Genetics in the Media

Subject GENE10001 (2016)

Note: This is an archived Handbook entry from 2016.

Credit Points: 12.5
Level: 1 (Undergraduate)
Dates & Locations:

This subject has the following teaching availabilities in 2016:

Semester 1, Parkville - Taught on campus.
Pre-teaching Period Start not applicable
Teaching Period 29-Feb-2016 to 29-May-2016
Assessment Period End 24-Jun-2016
Last date to Self-Enrol 11-Mar-2016
Census Date 31-Mar-2016
Last date to Withdraw without fail 06-May-2016

Timetable can be viewed here. For information about these dates, click here.
Time Commitment: Contact Hours: 1 x 1 hour lecture/workshop per week. This subject will be delivered principally on-line and require time spent viewing on-line content, often in the form of a video (approximately 2 hours per week) with follow-up activities ( 2 hours per week)
Total Time Commitment:

Estimated total time commitment of 170 hours





Recommended Background Knowledge:


Non Allowed Subjects:

Students who have passed the following subjects may not enrol into GENE10001 Genetics in the Media

Core Participation Requirements:

For the purposes of considering request for Reasonable Adjustments under the Disability Standards for Education (Cwth 2005), and Student Support and Engagement Policy, academic requirements for this subject are articulated in the Subject Overview, Learning Outcomes, Assessment and Generic Skills sections of this entry.

It is University policy to take all reasonable steps to minimise the impact of disability upon academic study, and reasonable adjustments will be made to enhance a student's participation in the University's programs. Students who feel their disability may impact on meeting the requirements of this subject are encouraged to discuss this matter with a Faculty Student Adviser and Student Equity and Disability Support:


Assoc Prof Dawn Gleeson


Subject Overview:

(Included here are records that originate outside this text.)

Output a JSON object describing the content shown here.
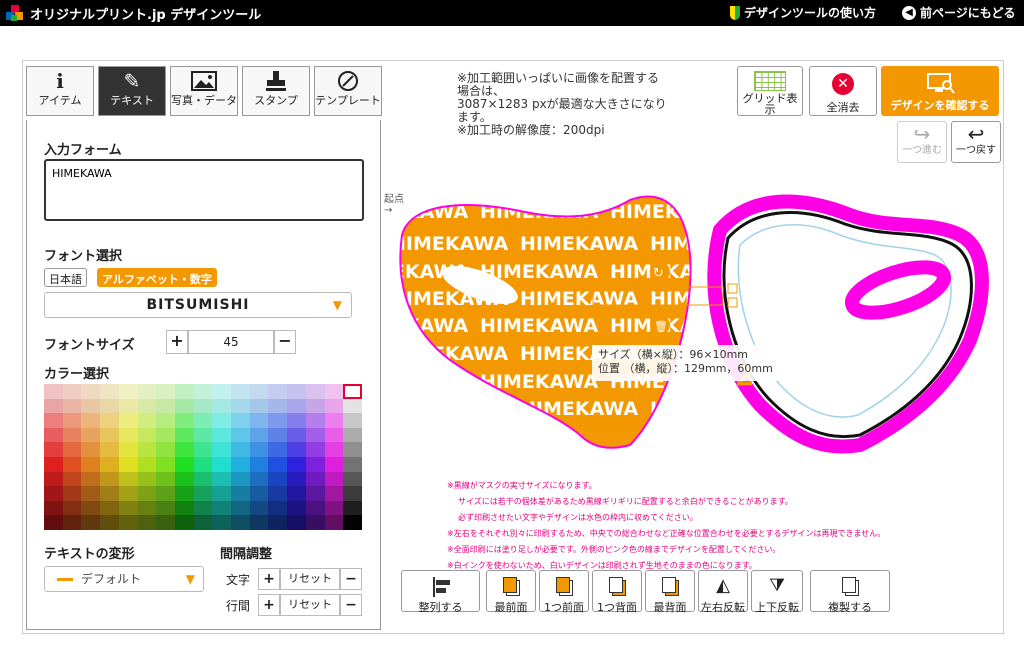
{
  "header": {
    "logo_text": "オリジナルプリント.jp デザインツール",
    "help_link": "デザインツールの使い方",
    "back_link": "前ページにもどる"
  },
  "tabs": [
    {
      "label": "アイテム",
      "icon": "info-icon"
    },
    {
      "label": "テキスト",
      "icon": "pen-icon"
    },
    {
      "label": "写真・データ",
      "icon": "image-icon"
    },
    {
      "label": "スタンプ",
      "icon": "stamp-icon"
    },
    {
      "label": "テンプレート",
      "icon": "template-icon"
    }
  ],
  "text_panel": {
    "input_label": "入力フォーム",
    "input_value": "HIMEKAWA",
    "font_label": "フォント選択",
    "font_tab_ja": "日本語",
    "font_tab_alpha": "アルファベット・数字",
    "font_selected": "BITSUMISHI",
    "size_label": "フォントサイズ",
    "size_value": "45",
    "color_label": "カラー選択",
    "transform_label": "テキストの変形",
    "transform_value": "デフォルト",
    "spacing_label": "間隔調整",
    "char_label": "文字",
    "line_label": "行間",
    "reset_label": "リセット",
    "plus": "+",
    "minus": "−"
  },
  "canvas": {
    "notes": [
      "※加工範囲いっぱいに画像を配置する",
      "場合は、",
      "3087×1283 pxが最適な大きさになり",
      "ます。",
      "※加工時の解像度：200dpi"
    ],
    "origin_label": "起点",
    "tooltip_size": "サイズ（横×縦）：96×10mm",
    "tooltip_pos": "位置 （横，縦）：129mm，60mm",
    "design_text": "HIMEKAWA"
  },
  "toolbar_right": {
    "grid": "グリッド表示",
    "clear": "全消去",
    "confirm": "デザインを確認する",
    "redo": "一つ進む",
    "undo": "一つ戻す"
  },
  "mask_notes": [
    "※黒線がマスクの実寸サイズになります。",
    "サイズには若干の個体差があるため黒線ギリギリに配置すると余白ができることがあります。",
    "必ず印刷させたい文字やデザインは水色の枠内に収めてください。",
    "※左右をそれぞれ別々に印刷するため、中央での総合わせなど正確な位置合わせを必要とするデザインは再現できません。",
    "※全面印刷には塗り足しが必要です。外側のピンク色の線までデザインを配置してください。",
    "※白インクを使わないため、白いデザインは印刷されず生地そのままの色になります。"
  ],
  "bottom_toolbar": [
    "整列する",
    "最前面",
    "1つ前面",
    "1つ背面",
    "最背面",
    "左右反転",
    "上下反転",
    "複製する"
  ],
  "colors": {
    "accent": "#f39800",
    "mask_pink": "#ff00e6",
    "active_tab": "#333333"
  }
}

Genetics is a topic commonly discussed in the media. It may be an article in a newspaper or magazine, a TV news report or current affairs program, a TV series or a film. Topics include the discovery of genes associated with health such as cancer, genetic testing, recombinant DNA technology in agriculture, forensic analysis in crime, paternity cases, identification after a disaster, are commonly depicted in print, TV and film.
This subject will provide the background to understand and critically evaluate the claims made in the media. These references to genetics in the media will be used as the context to introduce principles of genetics such as correct genetic terminology; genes, alleles, chromosomes; patterns of inheritance such as constructing a pedigree; DNA, RNA and how genes are expressed, the influence of environmental factors on gene expression; and mutation leading to variation in the population. An introduction to basic genetic principles and techniques such as those described in the media will be discussed so that a student can evaluate the claims made in films and TV with respect to genetic analysis in crime and identification, in particular.

Learning Outcomes:

At the end of this subject a student should have:

  • a basic understanding of the terminology of genetics;
  • a basic understanding of patterns of inheritance;
  • a basic understanding of commonly used genetic techniques;
  • the ability to review a media report about genetics critically;
  • sufficient knowledge to access reliable information on-line and in print.
  • 1 online test due approximately week 3 (10%)
  • 2 equally weighted written activities no more than 500 words each in approximately weeks 6 and 8 (20%)
  • a major assignment which is composed of a written report of no more than 1000 words due approximately week 10 and a 5 minute illustrated talk or preparation of a 3- 5 minute video (20%)
  • a 2-hour written examination during the examination period (50%)
Prescribed Texts:


Breadth Options:

This subject potentially can be taken as a breadth subject component for the following courses:

You should visit learn more about breadth subjects and read the breadth requirements for your degree, and should discuss your choice with your student adviser, before deciding on your subjects.

Fees Information: Subject EFTSL, Level, Discipline & Census Date
Generic Skills:

Students should develop generic skills in:

  • critically evaluating a media report
  • accessing information sources and discerning use of the internet
Related Majors/Minors/Specialisations: Science-credited subjects - new generation B-SCI and B-ENG.

Download PDF version.